Wednesday, January 5, 2011

Hermit Thrush

Catharus guttatus

Brown upperparts
Reddish-brown tail
White underparts with dark spots on breast
Grey sides
White eye-ring

Listen to its song.

I was on my way to the local beach today to photograph shorebirds when this little guy hopped across the road in front of my car. Much to the dismay of the gentleman behind me, I slammed on the brakes and quickly pulled over to the side of the road in order to get a picture. (Who would have thought blogging could be such a dangerous pursuit)?  It was raining fairly hard and, not wanting to get my new camera wet, I took these photos through the open window of the car. Furthermore, to avoid startling any more drivers, I didn't attempt to follow the bird as it continued to hop into the bushes. Unfortunately, I was unable to get many shots off before this happened, making it difficult for me to identify the bird with any certainty. Originally, I had identified it as an orange-crowned warbler. However, upon further investigation, I have discovered it to be a hermit thrush, albeit a rather sickly looking one. Thanks to the fellow at Wild Birds Unlimited for his help with the identification; he was a wealth of information.

Learn more about the Hermit Thrush.

Additional photos:


  1. Is the bird on the right also an orange warbler?
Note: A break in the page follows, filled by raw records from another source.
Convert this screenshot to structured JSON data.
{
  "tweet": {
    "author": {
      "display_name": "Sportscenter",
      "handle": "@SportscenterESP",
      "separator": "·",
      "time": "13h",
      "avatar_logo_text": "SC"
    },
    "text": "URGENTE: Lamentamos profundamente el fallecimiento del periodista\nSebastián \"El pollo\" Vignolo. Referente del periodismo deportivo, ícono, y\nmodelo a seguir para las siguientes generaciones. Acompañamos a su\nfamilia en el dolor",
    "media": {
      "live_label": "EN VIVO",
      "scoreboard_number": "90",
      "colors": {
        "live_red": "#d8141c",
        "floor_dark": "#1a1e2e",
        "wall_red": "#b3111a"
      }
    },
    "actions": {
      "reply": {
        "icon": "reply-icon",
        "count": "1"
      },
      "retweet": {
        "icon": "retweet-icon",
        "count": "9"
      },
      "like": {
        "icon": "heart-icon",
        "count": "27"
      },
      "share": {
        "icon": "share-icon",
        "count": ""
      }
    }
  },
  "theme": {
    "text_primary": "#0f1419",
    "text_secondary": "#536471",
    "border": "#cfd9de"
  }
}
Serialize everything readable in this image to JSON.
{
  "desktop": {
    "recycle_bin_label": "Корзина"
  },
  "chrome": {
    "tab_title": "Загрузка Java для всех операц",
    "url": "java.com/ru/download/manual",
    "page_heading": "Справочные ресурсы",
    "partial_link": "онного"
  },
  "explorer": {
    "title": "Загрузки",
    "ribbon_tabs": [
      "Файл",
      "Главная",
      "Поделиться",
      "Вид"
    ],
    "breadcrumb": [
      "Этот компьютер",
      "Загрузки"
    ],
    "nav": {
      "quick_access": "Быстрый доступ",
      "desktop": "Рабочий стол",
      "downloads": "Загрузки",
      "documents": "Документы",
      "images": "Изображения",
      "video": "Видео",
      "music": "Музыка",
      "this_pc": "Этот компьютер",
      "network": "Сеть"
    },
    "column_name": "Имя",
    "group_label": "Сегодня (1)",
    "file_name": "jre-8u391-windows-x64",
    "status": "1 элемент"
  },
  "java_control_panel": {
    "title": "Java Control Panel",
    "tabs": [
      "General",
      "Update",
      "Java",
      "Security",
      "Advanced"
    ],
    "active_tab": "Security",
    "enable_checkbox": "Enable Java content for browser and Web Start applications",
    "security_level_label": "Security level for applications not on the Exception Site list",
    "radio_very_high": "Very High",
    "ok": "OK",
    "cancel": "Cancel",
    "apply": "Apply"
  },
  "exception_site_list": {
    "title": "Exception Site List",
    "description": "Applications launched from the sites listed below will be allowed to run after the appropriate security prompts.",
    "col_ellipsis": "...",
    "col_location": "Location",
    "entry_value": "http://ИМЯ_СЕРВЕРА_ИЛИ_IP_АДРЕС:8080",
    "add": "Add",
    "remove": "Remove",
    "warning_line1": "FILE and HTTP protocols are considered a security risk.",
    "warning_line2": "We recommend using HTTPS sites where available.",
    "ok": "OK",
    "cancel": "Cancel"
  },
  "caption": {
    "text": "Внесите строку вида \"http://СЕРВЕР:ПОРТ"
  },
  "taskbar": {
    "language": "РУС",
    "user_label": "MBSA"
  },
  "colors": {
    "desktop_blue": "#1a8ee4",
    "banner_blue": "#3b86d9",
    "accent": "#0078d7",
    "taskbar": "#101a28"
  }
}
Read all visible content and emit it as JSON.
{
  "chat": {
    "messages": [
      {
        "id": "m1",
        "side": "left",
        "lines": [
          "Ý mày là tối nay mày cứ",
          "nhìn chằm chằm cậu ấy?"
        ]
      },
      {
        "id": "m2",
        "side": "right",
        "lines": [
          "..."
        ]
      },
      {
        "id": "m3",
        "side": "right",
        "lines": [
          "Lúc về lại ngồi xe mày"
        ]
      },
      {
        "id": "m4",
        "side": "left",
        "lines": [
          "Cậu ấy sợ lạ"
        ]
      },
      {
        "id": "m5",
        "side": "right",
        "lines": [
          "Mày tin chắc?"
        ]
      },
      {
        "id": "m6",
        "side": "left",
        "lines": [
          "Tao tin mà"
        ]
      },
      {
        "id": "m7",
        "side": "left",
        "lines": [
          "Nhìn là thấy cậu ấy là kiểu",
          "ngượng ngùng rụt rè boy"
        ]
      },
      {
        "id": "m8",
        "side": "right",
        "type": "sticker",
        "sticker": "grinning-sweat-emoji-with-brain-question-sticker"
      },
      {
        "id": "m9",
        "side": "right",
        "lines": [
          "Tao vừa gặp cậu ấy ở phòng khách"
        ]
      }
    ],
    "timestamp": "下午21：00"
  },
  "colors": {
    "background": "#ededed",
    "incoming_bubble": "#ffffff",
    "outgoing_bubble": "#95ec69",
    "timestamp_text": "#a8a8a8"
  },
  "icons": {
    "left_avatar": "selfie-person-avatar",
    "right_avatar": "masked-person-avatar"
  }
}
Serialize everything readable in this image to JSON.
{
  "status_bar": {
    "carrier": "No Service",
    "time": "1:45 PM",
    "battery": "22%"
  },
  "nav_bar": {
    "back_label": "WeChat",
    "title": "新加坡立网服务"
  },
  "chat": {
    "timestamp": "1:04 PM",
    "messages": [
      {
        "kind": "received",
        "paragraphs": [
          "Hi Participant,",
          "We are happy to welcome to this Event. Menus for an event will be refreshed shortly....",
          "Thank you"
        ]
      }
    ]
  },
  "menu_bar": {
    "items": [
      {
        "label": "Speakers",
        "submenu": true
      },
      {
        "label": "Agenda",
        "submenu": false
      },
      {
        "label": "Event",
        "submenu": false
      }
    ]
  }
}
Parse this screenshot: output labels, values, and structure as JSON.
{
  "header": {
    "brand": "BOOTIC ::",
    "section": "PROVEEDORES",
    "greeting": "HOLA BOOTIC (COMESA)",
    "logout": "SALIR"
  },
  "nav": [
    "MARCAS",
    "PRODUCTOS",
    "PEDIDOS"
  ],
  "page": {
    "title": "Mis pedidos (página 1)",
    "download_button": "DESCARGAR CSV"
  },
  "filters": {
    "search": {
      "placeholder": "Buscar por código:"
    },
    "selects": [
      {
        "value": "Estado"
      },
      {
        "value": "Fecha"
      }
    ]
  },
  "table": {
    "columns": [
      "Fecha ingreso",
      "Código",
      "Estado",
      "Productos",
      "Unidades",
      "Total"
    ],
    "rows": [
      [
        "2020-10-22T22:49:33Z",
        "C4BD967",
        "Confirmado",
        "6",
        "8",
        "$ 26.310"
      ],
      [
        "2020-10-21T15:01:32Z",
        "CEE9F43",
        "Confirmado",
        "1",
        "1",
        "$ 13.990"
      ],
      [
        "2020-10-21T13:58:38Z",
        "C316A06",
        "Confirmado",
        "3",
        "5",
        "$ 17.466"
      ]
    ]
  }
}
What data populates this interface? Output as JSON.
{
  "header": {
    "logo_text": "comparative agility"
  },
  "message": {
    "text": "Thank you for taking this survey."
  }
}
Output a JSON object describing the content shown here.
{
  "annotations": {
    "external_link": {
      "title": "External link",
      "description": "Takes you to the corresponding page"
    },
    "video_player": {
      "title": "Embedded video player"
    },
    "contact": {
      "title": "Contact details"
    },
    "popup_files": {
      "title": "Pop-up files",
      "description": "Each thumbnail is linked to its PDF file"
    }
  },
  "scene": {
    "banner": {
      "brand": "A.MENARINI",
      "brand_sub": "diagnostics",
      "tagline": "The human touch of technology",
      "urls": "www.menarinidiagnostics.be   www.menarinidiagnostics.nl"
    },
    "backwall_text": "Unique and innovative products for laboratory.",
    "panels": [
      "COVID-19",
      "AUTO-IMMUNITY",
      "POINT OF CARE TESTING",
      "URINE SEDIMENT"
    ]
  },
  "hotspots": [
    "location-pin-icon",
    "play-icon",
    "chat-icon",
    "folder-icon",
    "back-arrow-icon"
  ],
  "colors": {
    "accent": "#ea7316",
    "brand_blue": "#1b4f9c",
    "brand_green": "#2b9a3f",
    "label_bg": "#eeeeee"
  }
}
Did you see him too?

  2. Yes. Both pictures in today's post are of the same bird.